EXERCISE => Can you restate the records below word for word?

———

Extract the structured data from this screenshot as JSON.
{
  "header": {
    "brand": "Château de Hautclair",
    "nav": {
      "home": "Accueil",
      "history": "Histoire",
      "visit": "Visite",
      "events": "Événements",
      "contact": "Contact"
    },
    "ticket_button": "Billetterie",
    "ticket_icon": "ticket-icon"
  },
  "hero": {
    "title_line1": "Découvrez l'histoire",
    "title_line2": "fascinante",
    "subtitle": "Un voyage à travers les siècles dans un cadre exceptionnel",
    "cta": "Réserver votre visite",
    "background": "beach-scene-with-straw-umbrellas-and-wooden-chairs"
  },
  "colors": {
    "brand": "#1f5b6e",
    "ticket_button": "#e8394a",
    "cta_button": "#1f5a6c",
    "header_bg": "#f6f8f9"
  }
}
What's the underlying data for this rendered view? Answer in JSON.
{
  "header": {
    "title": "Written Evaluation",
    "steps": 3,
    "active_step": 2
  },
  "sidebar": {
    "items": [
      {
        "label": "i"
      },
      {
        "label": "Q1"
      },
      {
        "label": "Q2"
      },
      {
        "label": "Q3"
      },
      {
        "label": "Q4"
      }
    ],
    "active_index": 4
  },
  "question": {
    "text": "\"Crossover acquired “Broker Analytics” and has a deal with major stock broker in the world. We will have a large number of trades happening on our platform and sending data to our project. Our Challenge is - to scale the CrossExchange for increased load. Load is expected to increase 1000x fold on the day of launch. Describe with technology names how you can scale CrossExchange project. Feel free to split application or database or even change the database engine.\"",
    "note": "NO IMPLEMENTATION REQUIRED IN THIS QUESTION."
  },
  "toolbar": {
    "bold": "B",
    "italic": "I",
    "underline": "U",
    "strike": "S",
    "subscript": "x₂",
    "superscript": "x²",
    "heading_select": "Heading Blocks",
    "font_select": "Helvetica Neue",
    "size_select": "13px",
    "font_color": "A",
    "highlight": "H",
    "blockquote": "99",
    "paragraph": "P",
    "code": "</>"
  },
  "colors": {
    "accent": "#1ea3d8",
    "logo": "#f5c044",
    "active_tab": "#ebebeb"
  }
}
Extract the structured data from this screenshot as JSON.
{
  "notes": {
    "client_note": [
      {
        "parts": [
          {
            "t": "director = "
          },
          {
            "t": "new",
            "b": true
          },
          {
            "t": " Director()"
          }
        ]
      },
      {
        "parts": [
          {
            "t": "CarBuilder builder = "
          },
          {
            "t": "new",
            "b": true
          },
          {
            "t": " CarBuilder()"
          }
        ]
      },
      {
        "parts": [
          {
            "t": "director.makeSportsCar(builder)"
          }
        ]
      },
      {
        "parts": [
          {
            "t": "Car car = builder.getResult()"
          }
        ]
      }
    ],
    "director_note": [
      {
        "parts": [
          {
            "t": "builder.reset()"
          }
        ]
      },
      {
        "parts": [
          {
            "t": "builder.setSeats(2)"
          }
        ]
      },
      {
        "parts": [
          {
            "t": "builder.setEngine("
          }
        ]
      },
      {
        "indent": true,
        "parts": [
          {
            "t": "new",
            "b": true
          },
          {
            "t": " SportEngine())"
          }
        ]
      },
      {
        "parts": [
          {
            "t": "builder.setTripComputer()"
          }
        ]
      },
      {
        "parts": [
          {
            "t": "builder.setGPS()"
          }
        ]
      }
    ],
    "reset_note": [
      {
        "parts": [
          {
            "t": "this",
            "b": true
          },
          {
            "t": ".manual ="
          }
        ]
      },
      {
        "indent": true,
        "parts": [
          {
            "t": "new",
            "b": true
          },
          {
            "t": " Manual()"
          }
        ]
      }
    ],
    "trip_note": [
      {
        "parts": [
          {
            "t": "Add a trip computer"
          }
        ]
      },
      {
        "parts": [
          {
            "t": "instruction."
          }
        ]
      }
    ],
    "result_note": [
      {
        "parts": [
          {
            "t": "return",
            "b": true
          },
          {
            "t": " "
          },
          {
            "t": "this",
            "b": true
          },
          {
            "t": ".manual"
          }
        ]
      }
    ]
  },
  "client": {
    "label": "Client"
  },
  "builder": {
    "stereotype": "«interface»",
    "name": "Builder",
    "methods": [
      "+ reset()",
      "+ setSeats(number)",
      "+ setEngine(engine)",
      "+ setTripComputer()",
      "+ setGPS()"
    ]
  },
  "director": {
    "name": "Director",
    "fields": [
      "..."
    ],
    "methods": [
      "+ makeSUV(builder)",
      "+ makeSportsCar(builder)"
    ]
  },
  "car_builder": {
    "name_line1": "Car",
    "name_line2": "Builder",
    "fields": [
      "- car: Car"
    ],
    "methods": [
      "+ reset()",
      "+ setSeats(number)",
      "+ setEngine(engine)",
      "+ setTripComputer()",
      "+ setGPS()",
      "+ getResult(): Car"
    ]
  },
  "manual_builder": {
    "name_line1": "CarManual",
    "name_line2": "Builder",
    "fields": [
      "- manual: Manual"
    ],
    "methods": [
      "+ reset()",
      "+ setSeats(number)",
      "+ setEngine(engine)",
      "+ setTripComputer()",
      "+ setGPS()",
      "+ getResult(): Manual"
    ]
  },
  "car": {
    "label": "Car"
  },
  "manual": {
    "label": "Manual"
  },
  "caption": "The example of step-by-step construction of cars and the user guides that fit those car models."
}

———

REPLY TO THE EXERCISE =>
Extract the structured data from this screenshot as JSON.
{
  "header": {
    "brand": "Château de Hautclair",
    "nav": {
      "home": "Accueil",
      "history": "Histoire",
      "visit": "Visite",
      "events": "Événements",
      "contact": "Contact"
    },
    "ticket_button": "Billetterie",
    "ticket_icon": "ticket-icon"
  },
  "hero": {
    "title_line1": "Découvrez l'histoire",
    "title_line2": "fascinante",
    "subtitle": "Un voyage à travers les siècles dans un cadre exceptionnel",
    "cta": "Réserver votre visite",
    "background": "beach-scene-with-straw-umbrellas-and-wooden-chairs"
  },
  "colors": {
    "brand": "#1f5b6e",
    "ticket_button": "#e8394a",
    "cta_button": "#1f5a6c",
    "header_bg": "#f6f8f9"
  }
}
What's the underlying data for this rendered view? Answer in JSON.
{
  "header": {
    "title": "Written Evaluation",
    "steps": 3,
    "active_step": 2
  },
  "sidebar": {
    "items": [
      {
        "label": "i"
      },
      {
        "label": "Q1"
      },
      {
        "label": "Q2"
      },
      {
        "label": "Q3"
      },
      {
        "label": "Q4"
      }
    ],
    "active_index": 4
  },
  "question": {
    "text": "\"Crossover acquired “Broker Analytics” and has a deal with major stock broker in the world. We will have a large number of trades happening on our platform and sending data to our project. Our Challenge is - to scale the CrossExchange for increased load. Load is expected to increase 1000x fold on the day of launch. Describe with technology names how you can scale CrossExchange project. Feel free to split application or database or even change the database engine.\"",
    "note": "NO IMPLEMENTATION REQUIRED IN THIS QUESTION."
  },
  "toolbar": {
    "bold": "B",
    "italic": "I",
    "underline": "U",
    "strike": "S",
    "subscript": "x₂",
    "superscript": "x²",
    "heading_select": "Heading Blocks",
    "font_select": "Helvetica Neue",
    "size_select": "13px",
    "font_color": "A",
    "highlight": "H",
    "blockquote": "99",
    "paragraph": "P",
    "code": "</>"
  },
  "colors": {
    "accent": "#1ea3d8",
    "logo": "#f5c044",
    "active_tab": "#ebebeb"
  }
}
Extract the structured data from this screenshot as JSON.
{
  "notes": {
    "client_note": [
      {
        "parts": [
          {
            "t": "director = "
          },
          {
            "t": "new",
            "b": true
          },
          {
            "t": " Director()"
          }
        ]
      },
      {
        "parts": [
          {
            "t": "CarBuilder builder = "
          },
          {
            "t": "new",
            "b": true
          },
          {
            "t": " CarBuilder()"
          }
        ]
      },
      {
        "parts": [
          {
            "t": "director.makeSportsCar(builder)"
          }
        ]
      },
      {
        "parts": [
          {
            "t": "Car car = builder.getResult()"
          }
        ]
      }
    ],
    "director_note": [
      {
        "parts": [
          {
            "t": "builder.reset()"
          }
        ]
      },
      {
        "parts": [
          {
            "t": "builder.setSeats(2)"
          }
        ]
      },
      {
        "parts": [
          {
            "t": "builder.setEngine("
          }
        ]
      },
      {
        "indent": true,
        "parts": [
          {
            "t": "new",
            "b": true
          },
          {
            "t": " SportEngine())"
          }
        ]
      },
      {
        "parts": [
          {
            "t": "builder.setTripComputer()"
          }
        ]
      },
      {
        "parts": [
          {
            "t": "builder.setGPS()"
          }
        ]
      }
    ],
    "reset_note": [
      {
        "parts": [
          {
            "t": "this",
            "b": true
          },
          {
            "t": ".manual ="
          }
        ]
      },
      {
        "indent": true,
        "parts": [
          {
            "t": "new",
            "b": true
          },
          {
            "t": " Manual()"
          }
        ]
      }
    ],
    "trip_note": [
      {
        "parts": [
          {
            "t": "Add a trip computer"
          }
        ]
      },
      {
        "parts": [
          {
            "t": "instruction."
          }
        ]
      }
    ],
    "result_note": [
      {
        "parts": [
          {
            "t": "return",
            "b": true
          },
          {
            "t": " "
          },
          {
            "t": "this",
            "b": true
          },
          {
            "t": ".manual"
          }
        ]
      }
    ]
  },
  "client": {
    "label": "Client"
  },
  "builder": {
    "stereotype": "«interface»",
    "name": "Builder",
    "methods": [
      "+ reset()",
      "+ setSeats(number)",
      "+ setEngine(engine)",
      "+ setTripComputer()",
      "+ setGPS()"
    ]
  },
  "director": {
    "name": "Director",
    "fields": [
      "..."
    ],
    "methods": [
      "+ makeSUV(builder)",
      "+ makeSportsCar(builder)"
    ]
  },
  "car_builder": {
    "name_line1": "Car",
    "name_line2": "Builder",
    "fields": [
      "- car: Car"
    ],
    "methods": [
      "+ reset()",
      "+ setSeats(number)",
      "+ setEngine(engine)",
      "+ setTripComputer()",
      "+ setGPS()",
      "+ getResult(): Car"
    ]
  },
  "manual_builder": {
    "name_line1": "CarManual",
    "name_line2": "Builder",
    "fields": [
      "- manual: Manual"
    ],
    "methods": [
      "+ reset()",
      "+ setSeats(number)",
      "+ setEngine(engine)",
      "+ setTripComputer()",
      "+ setGPS()",
      "+ getResult(): Manual"
    ]
  },
  "car": {
    "label": "Car"
  },
  "manual": {
    "label": "Manual"
  },
  "caption": "The example of step-by-step construction of cars and the user guides that fit those car models."
}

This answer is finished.